Shakespeare Plays Available in Video Format
Scholars Online Educational Resources


All’s Well That Ends Well
Antony and Cleopatra
As You Like It
The Comedy of Errors
Henry IV, part 1
Henry IV, part 2
Henry V
Henry VI, part 1
Henry VI, part 2
Henry VI, part 3
Henry VIII
Julius Caesar
King John
King Lear
Love’s Labour’s Lost
Measure for Measure
The Merchant of Venice
The Merry Wives of Windsor
A Midsummer Night’s Dream
Much Ado About Nothing
Richard II
Richard III
Romeo and Juliet
The Taming of the Shrew
The Tempest
Timon of Athens
Titus Andronicus
Troilus and Cressida
Twelfth Night
Two Gentlemen of Verona
The Winter’s Tale

Available versions

1916: Ernest C. Warde

1953: Andrew McCullough

1971: Peter Brook

1971: Grigori Kozintsev (Korol Lir)

1974: Edwin Sherin

1976: Tony Davenall

1982: Jonathan Miller

1982: Alan Cooke

1983: Michael Elliott

1998: Richard Eyre

1999: Brian Blessed

2008: Trevor Nunn

2015: Antoni Cimolino

2016: Gregory Doran, Robin Lough

2017: Nancy Meckler, Ian Russell

2018: Alexander Barnett

2018: Richard Eyre


1985: Ran

1987: King Lear

1997: A Thousand Acres

2000: The King is Alive

2002: King of Texas

Production drama

2003: Slings and Arrows (Season 3)


2015: Shakespeare Uncovered, Season 2, Episode 6

King Lear

King Lear is, according to the seasoned Shakespeare critic and scholar Maurice Charney, “the most savage and unredeemed of Shakespeare’s tragedies”, while he considers the character of Lear himself to be “the most fully developed of Shakespeare’s tragic protagonists”. At the same time he finds the play very didactic — even preachy — at times. Such contradictions are part of what leads Harold Bloom to confess (in his commentary on the play) that “King Lear, together with Hamlet, ultimately baffles commentary”. I think they’re both right. It’s a vast, intense, sprawling, and somewhat undisciplined play, founded more upon a mood and a tonality than upon any particular plot or narrative movement from point A to point B.

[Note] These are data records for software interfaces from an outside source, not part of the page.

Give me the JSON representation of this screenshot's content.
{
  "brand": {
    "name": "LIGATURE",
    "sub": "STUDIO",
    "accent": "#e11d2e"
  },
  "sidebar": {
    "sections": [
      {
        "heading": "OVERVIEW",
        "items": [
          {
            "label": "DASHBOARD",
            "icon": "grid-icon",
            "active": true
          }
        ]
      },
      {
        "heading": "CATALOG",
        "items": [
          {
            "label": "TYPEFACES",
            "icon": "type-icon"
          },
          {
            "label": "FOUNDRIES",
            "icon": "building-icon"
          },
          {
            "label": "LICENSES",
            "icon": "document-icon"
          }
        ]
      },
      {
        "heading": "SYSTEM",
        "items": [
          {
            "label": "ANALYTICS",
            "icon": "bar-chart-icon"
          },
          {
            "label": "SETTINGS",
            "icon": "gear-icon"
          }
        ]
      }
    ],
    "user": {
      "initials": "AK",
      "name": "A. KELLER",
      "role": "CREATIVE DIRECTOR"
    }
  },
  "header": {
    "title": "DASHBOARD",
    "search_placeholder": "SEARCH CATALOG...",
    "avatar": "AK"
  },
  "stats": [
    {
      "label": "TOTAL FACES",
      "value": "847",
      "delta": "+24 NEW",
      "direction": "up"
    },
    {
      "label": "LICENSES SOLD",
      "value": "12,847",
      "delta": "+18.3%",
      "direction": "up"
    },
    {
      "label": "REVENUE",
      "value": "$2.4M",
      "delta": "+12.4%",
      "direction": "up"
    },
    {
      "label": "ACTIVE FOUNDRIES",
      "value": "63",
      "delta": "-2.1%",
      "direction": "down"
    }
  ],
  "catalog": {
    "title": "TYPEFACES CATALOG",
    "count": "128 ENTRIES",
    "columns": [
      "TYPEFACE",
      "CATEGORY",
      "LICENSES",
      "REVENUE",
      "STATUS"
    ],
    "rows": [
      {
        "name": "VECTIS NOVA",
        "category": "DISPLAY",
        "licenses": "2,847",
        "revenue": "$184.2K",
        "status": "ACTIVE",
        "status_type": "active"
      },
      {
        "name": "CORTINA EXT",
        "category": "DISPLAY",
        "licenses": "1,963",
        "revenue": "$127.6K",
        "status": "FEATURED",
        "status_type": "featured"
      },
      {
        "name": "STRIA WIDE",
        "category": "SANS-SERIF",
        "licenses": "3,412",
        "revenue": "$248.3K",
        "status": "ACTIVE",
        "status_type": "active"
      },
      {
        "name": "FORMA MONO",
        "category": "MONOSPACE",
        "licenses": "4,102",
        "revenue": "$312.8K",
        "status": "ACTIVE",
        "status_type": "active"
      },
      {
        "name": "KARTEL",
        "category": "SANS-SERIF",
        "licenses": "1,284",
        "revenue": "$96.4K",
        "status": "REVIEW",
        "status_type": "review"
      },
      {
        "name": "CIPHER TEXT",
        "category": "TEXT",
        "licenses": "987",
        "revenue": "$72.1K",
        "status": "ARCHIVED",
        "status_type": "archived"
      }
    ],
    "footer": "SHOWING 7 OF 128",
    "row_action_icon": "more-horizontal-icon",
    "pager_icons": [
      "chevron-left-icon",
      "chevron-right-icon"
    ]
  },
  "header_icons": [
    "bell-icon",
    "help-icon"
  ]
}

Accordingly it keeps not only readers but viewers off balance. Its curious construction and apparent disproportions are bewildering. It is nearly impossible to figure out whether there is anyone who has the whole picture or who holds the moral high ground. It is not an easy play, therefore, in any respect.

For all that, the outline of the story is remarkably straightforward and devoid of complications. Lear foolishly determines to divide his kingdom amongst his daughters, and in so doing, is swayed too little by plain but honest speech (that of Cordelia) and instead actively seeks and rewards flattery. The rest of the play is the playing-out of this initial folly. Lear himself, of course, winds up paying the price for his capriciousness; but other characters in the play — none of them entirely good or wise — are also ensnared in the brutal consequences of his blindness as well.

Film versions of King Lear have been made in some number — not as many as versions of Hamlet or Romeo and Juliet, perhaps, but quite a number. The play is something for the seasoned and respected Shakespeare actor to sink his teeth into at or near the end of his career. It has been the capstone achievement of many a Shakspearean, and it’s one of those plays (like Hamlet) that will rise and fall based on the single performance of its lead character.